As we dined celebrating my daughter Amy’s twenty-first birthday, in the midst of conversations full of laughter; She asks me, “How has it been for you to see us grow? I want to know because I turned 21 today.” I replied, “If I give you the answer right now, you’re going to start crying.” So, we started laughing and continued eating.
Amy’s question sent my mind back in time… When I was a child, my mother worked long hours to support the household. My sisters were already married and had children. My nephews and I were at my parents’ house most of the time. Due to various circumstances, my sister Olga emigrated to California. I had grown up next to her and she took care of me as if I was one of her children. The morning Olga left home I was awake, but I pretended to be asleep. The pain I felt at her departure prevented me from getting out of bed to say goodbye and I felt like I was dying of sadness when she kissed me on the cheek before leaving.
When the sunlight lit up that day, I had to face the sad emotion of feeling abandoned and the need that arose in me to protect my nephews. Since then, I began to take care of them, to watch over their interests, loving them without measure. In my inexperience, I was rude and uncompromising, as I was always trying to protect them. Many times, I didn’t allow them to go out with their friends or participate in field trips for fear that something bad could happen to them. Without realizing it, I deprived them of living through some of the most beautiful experiences of their young lives. Although I always tried to make them happy. Over the years my sister took them to live with her in California and I felt my heart break with pain and sadness. I cried countless nights missing their presence.
When I was a teenager, while I was studying in my seventh year of school, I met who would become my best friend and who coincidentally was named Olga like my sister. School flew by and in ninth year my friend had her first baby. I shared with her all her afflictions and developed a lot of love for her child. Then my friend had her second daughter. I shared with them many beautiful moments. Over time, my friend divorced her husband and emigrated to Chicago, leaving her two children in the care of her grandmother. I continued to visit the children for whom I felt great love for, as if they had been my children. Every time I saw them, I spent many hours with them, bringing gifts and joy to their little hearts. And one day I came looking for them, they were gone, my friend had taken them to live with her in Chicago. Then I felt again that horrible pain in my heart… SADNESS.
I continued with my life. I finished University. I found a good job in a practical profession. I got married and as a logical blessing, my daughters began to be born. I loved each of them from the first moment. Working very hard to give them a stable and happy life. To enjoy every moment of their childhoods. I fed them with tenderness and love when they were babies. Memorized every gesture on their faces when they laughed, cried, slept, or played. Healed their wounds with rain of kisses. Taught them to prudently enjoy all the good things that life gives us. Explained to them the importance of making good decisions. To not give up the increasing the power we feel by believing in ourselves. To not hesitate when they seek to achieve their dreams. To love God above all things. I taught them their first words in English. I corrected them when I had to, even though they didn’t understand.

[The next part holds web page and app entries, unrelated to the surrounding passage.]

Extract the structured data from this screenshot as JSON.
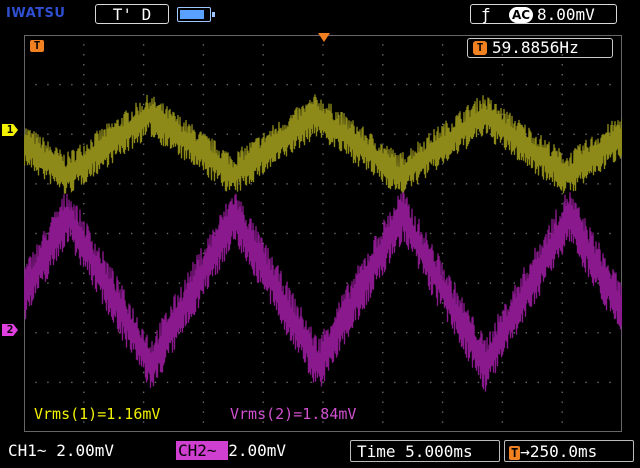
{
  "header": {
    "brand": "IWATSU",
    "trigger_state": "T' D",
    "trigger_slope_icon": "rising-edge-icon",
    "coupling": "AC",
    "trigger_level": "8.00mV",
    "battery_level": 0.85
  },
  "screen": {
    "trigger_marker": "T",
    "frequency_prefix": "T",
    "frequency": "59.8856Hz",
    "ch1_marker": "1",
    "ch2_marker": "2",
    "meas_ch1": "Vrms(1)=1.16mV",
    "meas_ch2": "Vrms(2)=1.84mV"
  },
  "footer": {
    "ch1_label": "CH1",
    "ch1_coupling_symbol": "~",
    "ch1_scale": "2.00mV",
    "ch2_label": "CH2",
    "ch2_coupling_symbol": "~",
    "ch2_scale": "2.00mV",
    "time_label": "Time",
    "time_scale": "5.000ms",
    "trigger_prefix": "T",
    "trigger_delay": "→250.0ms"
  },
  "colors": {
    "ch1": "#8d8a1a",
    "ch2": "#8a198e",
    "ch1_label": "#f2f200",
    "ch2_label": "#e040e0",
    "accent": "#f08020"
  }
}
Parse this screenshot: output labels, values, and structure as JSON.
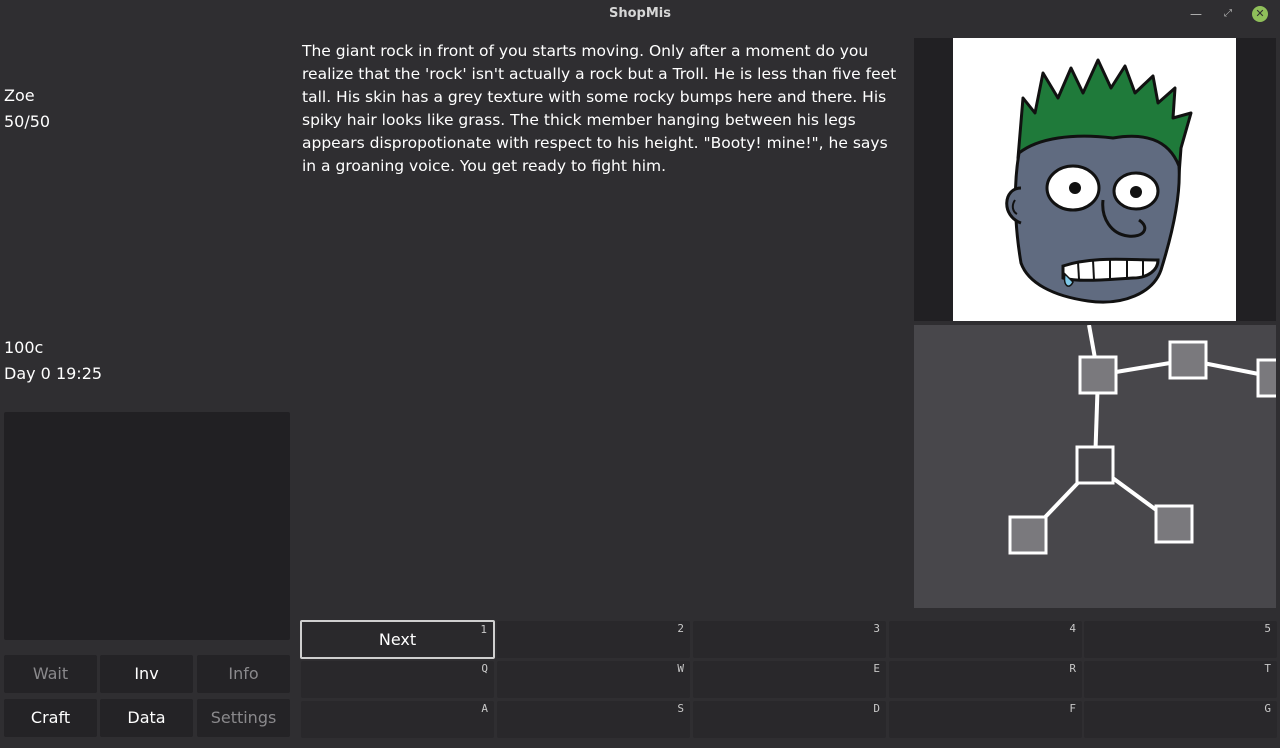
{
  "window": {
    "title": "ShopMis"
  },
  "player": {
    "name": "Zoe",
    "hp": "50/50",
    "money": "100c",
    "time": "Day 0 19:25"
  },
  "side_buttons": {
    "wait": "Wait",
    "inv": "Inv",
    "info": "Info",
    "craft": "Craft",
    "data": "Data",
    "settings": "Settings"
  },
  "story": {
    "text": "The giant rock in front of you starts moving. Only after a moment do you realize that the 'rock' isn't actually a rock but a Troll. He is less than five feet tall. His skin has a grey texture with some rocky bumps here and there. His spiky hair looks like grass. The thick member hanging between his legs appears dispropotionate with respect to his height. \"Booty! mine!\", he says in a groaning voice. You get ready to fight him."
  },
  "actions": {
    "row1": [
      {
        "hotkey": "1",
        "label": "Next"
      },
      {
        "hotkey": "2",
        "label": ""
      },
      {
        "hotkey": "3",
        "label": ""
      },
      {
        "hotkey": "4",
        "label": ""
      },
      {
        "hotkey": "5",
        "label": ""
      }
    ],
    "row2": [
      {
        "hotkey": "Q",
        "label": ""
      },
      {
        "hotkey": "W",
        "label": ""
      },
      {
        "hotkey": "E",
        "label": ""
      },
      {
        "hotkey": "R",
        "label": ""
      },
      {
        "hotkey": "T",
        "label": ""
      }
    ],
    "row3": [
      {
        "hotkey": "A",
        "label": ""
      },
      {
        "hotkey": "S",
        "label": ""
      },
      {
        "hotkey": "D",
        "label": ""
      },
      {
        "hotkey": "F",
        "label": ""
      },
      {
        "hotkey": "G",
        "label": ""
      }
    ]
  },
  "icons": {
    "minimize": "minimize-icon",
    "maximize": "maximize-icon",
    "close": "close-icon",
    "portrait": "troll-portrait-icon",
    "map": "map-graph-icon"
  },
  "colors": {
    "background": "#2f2e31",
    "panel": "#212023",
    "map_bg": "#48474b",
    "troll_hair": "#1f7a3a",
    "troll_skin": "#606b80",
    "close_button": "#8fbf5a"
  }
}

On many occasions I allowed them to stay at home and not attend school, suffering from a feigned illness. (It was very obvious to me that they were telling me lies). So instead of going to the doctor, we watched movies at home or went on a ride to an amusement park. Many times, I sent them to bed, and they stayed awake until dawn playing or watching television. I pretended not to notice. If for some reason I came home late, when they saw the lights of my car, they would run to turn off the lights in the house and the television. So, I would go to their rooms asking, “Are you asleep yet?” to which they always responded “Yes, we are already asleep. We already have been sleeping for a long time.”
I always took my daughters to school and looked for them when their classes were over. Participated in all their awards. I accompanied them on field trips many times. I went to lunch with them enjoying their company. Celebrated all their achievements and their birthdays. Helped them achieve their goals by explaining the importance of doing things for ourselves.
With my daughters I have visited all the amusement parks in Orlando. We have been to the movie’s countless times. We have cried, laughed, or enjoyed every moment that life has allowed us to be together. When my nephews see how flexible I have been with my daughters, they still ask me, “Why were you so strict with us?” And I answer them, “By losing you learn. With my daughters I am putting into practice what I learned with you.”
God gave me the opportunity to be present in all the developments that my daughters have had in the different stages of their lives. By my own decision, I put aside economic progress and my professional development to be a father, without ever neglecting my responsibilities as a provider. My youngest daughter just graduated from high school, and I know that very soon she will be leaving home just like her sisters did, to start carving out her future for herself.
When I left home, I saw my mother crying inconsolably. I couldn’t understand it at the time because I was happy to start a new stage in my life away from my parents’ house. And as an adult, seeing how my daughters spread their wings to seek new horizons, with tears running down my cheeks without being able to contain them, I understand what my mother felt when I left home.
And after I’ve narrated a lot, I can answer Amy’s question. How has it been for me to see them grow? The answer is significantly simple and can be summed up in one word that is full of the love and the experiences that will accompany me into eternity, because for me, the fact that God has allowed me to stay with them as they grew into young women has been a PRIVILEGE.